Academic Commons

Theses Doctoral

Describable Visual Attributes for Face Images

Kumar, Neeraj

We introduce the use of describable visual attributes for face images. Describable visual attributes are labels that can be given to an image to describe its appearance. This thesis focuses mostly on images of faces and the attributes used to describe them, although the concepts also apply to other domains. Examples of face attributes include gender, age, jaw shape, nose size, etc. The advantages of an attribute-based representation for vision tasks are manifold: they can be composed to create descriptions at various levels of specificity; they are generalizable, as they can be learned once and then applied to recognize new objects or categories without any further training; and they are efficient, possibly requiring exponentially fewer attributes (and training data) than explicitly naming each category. We show how one can create and label large datasets of real-world images to train classifiers which measure the presence, absence, or degree to which an attribute is expressed in images. These classifiers can then automatically label new images.
We demonstrate the current effectiveness and explore the future potential of using attributes for image search, automatic face replacement in images, and face verification, via both human and computational experiments. To aid other researchers in studying these problems, we introduce two new large face datasets, named FaceTracer and PubFig, with labeled attributes and identities, respectively.
Finally, we also show the effectiveness of visual attributes in a completely different domain: plant species identification. To this end, we have developed and publicly released the Leafsnap system, which has been downloaded by almost half a million users. The mobile phone application is a flexible electronic field guide with high-quality images of the tree species in the Northeast US. It also gives users instant access to our automatic recognition system, greatly simplifying the identification process.

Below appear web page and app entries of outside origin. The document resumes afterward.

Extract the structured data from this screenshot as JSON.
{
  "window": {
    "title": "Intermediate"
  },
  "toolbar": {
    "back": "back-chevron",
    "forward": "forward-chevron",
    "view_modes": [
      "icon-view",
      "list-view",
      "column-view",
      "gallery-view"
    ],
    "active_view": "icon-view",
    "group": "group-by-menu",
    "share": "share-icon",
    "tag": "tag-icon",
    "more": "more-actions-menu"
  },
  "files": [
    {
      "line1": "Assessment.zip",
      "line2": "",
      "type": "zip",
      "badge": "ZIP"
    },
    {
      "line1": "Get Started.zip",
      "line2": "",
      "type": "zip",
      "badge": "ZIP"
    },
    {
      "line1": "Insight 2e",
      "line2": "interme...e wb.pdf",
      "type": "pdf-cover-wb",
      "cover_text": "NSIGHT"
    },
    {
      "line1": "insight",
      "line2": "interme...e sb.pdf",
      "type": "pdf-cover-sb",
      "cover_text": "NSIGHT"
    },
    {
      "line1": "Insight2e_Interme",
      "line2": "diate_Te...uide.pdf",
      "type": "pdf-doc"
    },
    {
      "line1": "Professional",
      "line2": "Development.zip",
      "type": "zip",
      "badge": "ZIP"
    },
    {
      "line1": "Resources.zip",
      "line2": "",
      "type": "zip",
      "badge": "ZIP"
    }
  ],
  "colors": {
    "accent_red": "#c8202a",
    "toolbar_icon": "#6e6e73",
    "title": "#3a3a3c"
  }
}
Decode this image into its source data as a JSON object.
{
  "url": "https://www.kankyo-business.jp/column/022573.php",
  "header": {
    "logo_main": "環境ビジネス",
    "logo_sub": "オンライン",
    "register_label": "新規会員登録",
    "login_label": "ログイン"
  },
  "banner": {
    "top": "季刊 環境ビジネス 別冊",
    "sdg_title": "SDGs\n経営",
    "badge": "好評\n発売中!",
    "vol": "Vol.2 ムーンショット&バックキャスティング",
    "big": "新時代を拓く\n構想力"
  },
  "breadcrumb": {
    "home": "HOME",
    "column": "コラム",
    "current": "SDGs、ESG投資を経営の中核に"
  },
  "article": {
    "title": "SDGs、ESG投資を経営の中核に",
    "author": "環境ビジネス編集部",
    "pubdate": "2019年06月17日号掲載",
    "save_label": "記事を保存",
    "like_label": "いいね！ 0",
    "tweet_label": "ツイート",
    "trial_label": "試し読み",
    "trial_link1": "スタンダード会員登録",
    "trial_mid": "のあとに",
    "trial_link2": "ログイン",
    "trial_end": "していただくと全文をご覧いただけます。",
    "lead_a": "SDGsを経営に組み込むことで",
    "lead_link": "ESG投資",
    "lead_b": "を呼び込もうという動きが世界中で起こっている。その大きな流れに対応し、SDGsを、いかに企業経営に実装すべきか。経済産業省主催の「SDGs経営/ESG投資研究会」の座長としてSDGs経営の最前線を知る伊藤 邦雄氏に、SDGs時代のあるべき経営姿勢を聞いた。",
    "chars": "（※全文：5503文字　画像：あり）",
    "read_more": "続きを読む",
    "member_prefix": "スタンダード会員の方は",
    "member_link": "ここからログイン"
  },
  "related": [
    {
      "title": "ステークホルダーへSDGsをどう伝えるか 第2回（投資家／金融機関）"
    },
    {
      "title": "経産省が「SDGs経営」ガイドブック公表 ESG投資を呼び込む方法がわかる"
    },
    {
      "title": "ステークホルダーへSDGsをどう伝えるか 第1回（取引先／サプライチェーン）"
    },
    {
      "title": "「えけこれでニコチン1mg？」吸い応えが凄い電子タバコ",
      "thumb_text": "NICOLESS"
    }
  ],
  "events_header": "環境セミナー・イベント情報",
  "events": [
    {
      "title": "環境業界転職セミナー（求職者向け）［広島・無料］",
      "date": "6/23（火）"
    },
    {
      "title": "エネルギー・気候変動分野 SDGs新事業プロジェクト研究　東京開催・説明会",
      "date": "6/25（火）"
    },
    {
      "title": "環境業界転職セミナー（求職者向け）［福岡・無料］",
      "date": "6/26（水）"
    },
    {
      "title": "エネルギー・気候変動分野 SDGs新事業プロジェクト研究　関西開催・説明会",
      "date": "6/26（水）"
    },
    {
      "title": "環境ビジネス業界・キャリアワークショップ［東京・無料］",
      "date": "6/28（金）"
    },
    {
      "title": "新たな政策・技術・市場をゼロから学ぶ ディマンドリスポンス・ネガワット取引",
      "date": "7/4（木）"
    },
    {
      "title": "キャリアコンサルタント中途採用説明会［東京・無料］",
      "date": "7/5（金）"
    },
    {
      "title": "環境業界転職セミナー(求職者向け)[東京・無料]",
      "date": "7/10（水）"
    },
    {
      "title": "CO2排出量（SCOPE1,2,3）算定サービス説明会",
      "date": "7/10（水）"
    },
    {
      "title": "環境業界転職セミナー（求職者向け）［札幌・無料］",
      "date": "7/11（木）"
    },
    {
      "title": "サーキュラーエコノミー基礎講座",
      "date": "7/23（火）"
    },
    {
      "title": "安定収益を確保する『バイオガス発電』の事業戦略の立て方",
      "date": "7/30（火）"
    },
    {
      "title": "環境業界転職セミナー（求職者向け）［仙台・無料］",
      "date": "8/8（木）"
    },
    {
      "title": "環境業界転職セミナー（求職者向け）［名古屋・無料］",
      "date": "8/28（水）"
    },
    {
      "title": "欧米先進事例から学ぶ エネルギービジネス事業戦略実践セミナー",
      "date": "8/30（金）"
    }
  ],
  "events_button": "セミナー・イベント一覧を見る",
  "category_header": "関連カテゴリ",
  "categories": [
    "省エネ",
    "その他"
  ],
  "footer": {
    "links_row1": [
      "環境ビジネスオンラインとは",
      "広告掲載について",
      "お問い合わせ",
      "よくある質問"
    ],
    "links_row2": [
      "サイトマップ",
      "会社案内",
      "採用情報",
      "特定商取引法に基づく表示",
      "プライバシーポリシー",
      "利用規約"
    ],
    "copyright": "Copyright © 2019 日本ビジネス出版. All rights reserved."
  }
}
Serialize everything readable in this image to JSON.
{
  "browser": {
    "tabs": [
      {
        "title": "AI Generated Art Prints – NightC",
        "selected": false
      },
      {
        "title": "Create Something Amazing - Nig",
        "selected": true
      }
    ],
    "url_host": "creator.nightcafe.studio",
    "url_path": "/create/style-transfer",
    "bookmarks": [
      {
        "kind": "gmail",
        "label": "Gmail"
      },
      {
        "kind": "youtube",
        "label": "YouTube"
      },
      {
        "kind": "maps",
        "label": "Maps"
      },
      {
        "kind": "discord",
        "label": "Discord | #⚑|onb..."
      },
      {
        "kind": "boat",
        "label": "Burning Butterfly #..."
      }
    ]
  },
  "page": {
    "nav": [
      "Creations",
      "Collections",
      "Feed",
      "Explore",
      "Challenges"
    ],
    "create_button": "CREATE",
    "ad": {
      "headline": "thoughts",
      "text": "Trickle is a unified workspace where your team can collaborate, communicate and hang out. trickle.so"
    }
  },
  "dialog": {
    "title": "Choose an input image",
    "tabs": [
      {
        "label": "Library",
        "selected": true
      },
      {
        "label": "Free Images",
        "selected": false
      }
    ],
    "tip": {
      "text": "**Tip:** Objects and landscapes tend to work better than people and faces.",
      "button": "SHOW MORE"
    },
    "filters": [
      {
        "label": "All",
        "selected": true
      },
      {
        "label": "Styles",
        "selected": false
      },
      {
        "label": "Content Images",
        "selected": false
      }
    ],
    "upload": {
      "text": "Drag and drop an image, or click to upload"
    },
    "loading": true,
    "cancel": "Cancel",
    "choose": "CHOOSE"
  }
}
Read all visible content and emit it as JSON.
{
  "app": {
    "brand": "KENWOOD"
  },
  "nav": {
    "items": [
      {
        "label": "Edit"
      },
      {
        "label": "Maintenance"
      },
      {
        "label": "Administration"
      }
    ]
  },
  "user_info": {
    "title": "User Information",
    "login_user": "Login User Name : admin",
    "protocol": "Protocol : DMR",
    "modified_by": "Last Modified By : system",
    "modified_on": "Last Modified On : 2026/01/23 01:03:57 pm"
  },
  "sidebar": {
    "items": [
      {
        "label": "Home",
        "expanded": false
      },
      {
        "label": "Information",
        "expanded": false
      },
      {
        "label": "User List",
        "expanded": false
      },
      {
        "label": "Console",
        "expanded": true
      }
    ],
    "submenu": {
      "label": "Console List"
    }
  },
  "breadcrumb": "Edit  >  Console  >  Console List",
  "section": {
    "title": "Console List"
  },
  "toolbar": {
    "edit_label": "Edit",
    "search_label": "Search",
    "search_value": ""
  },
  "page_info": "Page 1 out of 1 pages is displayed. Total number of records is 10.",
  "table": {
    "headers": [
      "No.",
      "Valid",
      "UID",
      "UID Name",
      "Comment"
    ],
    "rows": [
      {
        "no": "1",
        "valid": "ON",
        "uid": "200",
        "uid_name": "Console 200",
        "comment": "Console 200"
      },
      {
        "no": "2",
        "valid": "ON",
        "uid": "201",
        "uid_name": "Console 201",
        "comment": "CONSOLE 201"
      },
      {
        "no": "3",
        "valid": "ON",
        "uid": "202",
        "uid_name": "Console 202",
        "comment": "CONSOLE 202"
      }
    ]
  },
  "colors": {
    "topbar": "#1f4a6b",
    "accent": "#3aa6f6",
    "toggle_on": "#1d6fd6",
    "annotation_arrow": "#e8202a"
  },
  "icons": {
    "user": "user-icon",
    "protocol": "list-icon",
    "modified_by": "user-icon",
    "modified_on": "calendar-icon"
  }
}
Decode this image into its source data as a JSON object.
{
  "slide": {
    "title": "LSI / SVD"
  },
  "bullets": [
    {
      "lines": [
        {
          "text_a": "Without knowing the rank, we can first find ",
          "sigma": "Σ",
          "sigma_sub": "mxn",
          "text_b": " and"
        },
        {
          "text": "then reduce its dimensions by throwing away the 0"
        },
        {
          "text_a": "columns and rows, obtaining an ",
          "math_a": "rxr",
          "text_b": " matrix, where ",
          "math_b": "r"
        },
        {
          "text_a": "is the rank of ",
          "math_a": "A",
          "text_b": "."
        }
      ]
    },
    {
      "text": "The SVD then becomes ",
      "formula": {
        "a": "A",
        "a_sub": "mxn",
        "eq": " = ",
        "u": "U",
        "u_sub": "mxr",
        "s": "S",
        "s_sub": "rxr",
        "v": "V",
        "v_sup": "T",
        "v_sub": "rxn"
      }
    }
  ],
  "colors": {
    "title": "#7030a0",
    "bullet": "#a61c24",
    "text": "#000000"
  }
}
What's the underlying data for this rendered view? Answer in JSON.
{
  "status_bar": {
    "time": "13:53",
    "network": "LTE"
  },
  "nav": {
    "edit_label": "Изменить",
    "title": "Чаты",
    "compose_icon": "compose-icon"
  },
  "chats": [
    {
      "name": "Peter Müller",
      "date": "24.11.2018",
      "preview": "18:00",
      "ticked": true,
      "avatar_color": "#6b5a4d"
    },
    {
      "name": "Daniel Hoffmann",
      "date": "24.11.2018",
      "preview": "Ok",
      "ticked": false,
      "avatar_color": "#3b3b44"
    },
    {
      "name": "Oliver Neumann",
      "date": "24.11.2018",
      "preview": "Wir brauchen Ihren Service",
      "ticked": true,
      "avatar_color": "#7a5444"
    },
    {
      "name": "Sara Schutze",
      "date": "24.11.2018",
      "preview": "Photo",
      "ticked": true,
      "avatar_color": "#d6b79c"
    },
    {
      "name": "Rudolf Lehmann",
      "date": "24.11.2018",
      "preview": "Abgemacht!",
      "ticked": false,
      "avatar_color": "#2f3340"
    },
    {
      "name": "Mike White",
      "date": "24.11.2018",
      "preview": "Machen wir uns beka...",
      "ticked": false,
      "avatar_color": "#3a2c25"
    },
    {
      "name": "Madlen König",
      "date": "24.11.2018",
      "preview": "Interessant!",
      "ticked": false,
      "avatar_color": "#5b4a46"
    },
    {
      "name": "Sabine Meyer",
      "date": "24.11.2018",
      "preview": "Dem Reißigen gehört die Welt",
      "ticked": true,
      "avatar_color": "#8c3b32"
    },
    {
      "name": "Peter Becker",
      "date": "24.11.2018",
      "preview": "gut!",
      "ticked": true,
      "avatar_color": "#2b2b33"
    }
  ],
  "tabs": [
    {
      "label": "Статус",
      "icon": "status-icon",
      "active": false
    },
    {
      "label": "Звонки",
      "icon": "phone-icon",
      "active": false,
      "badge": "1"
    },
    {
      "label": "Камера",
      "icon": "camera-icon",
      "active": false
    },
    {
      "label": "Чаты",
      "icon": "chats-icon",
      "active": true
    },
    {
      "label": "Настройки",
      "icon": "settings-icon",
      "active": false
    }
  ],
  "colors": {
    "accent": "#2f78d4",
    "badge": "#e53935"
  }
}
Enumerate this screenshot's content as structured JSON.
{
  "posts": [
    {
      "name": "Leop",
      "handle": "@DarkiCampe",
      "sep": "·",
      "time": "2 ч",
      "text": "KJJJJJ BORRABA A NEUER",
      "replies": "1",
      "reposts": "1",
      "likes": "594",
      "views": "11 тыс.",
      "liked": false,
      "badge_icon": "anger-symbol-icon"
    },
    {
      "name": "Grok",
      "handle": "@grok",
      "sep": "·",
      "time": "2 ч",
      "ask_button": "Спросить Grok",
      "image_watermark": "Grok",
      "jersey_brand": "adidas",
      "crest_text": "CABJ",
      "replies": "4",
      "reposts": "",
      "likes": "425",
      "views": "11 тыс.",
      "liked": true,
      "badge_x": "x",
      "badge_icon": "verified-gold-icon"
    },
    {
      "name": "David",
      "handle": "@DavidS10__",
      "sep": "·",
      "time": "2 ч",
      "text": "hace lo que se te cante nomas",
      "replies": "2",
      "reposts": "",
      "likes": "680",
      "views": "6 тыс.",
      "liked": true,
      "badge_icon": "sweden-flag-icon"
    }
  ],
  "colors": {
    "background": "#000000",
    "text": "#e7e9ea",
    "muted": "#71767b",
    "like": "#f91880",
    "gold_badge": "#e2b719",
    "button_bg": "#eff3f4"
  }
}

Files

  • thumnail for Kumar_columbia_0054D_10321.pdf Kumar_columbia_0054D_10321.pdf application/pdf 43.9 MB Download File

More About This Work

Academic Units
Computer Science
Thesis Advisors
Belhumeur, Peter N.
Degree
Ph.D., Columbia University
Published Here
October 27, 2017
Academic Commons provides global access to research and scholarship produced at Columbia University, Barnard College, Teachers College, Union Theological Seminary and Jewish Theological Seminary. Academic Commons is managed by the Columbia University Libraries.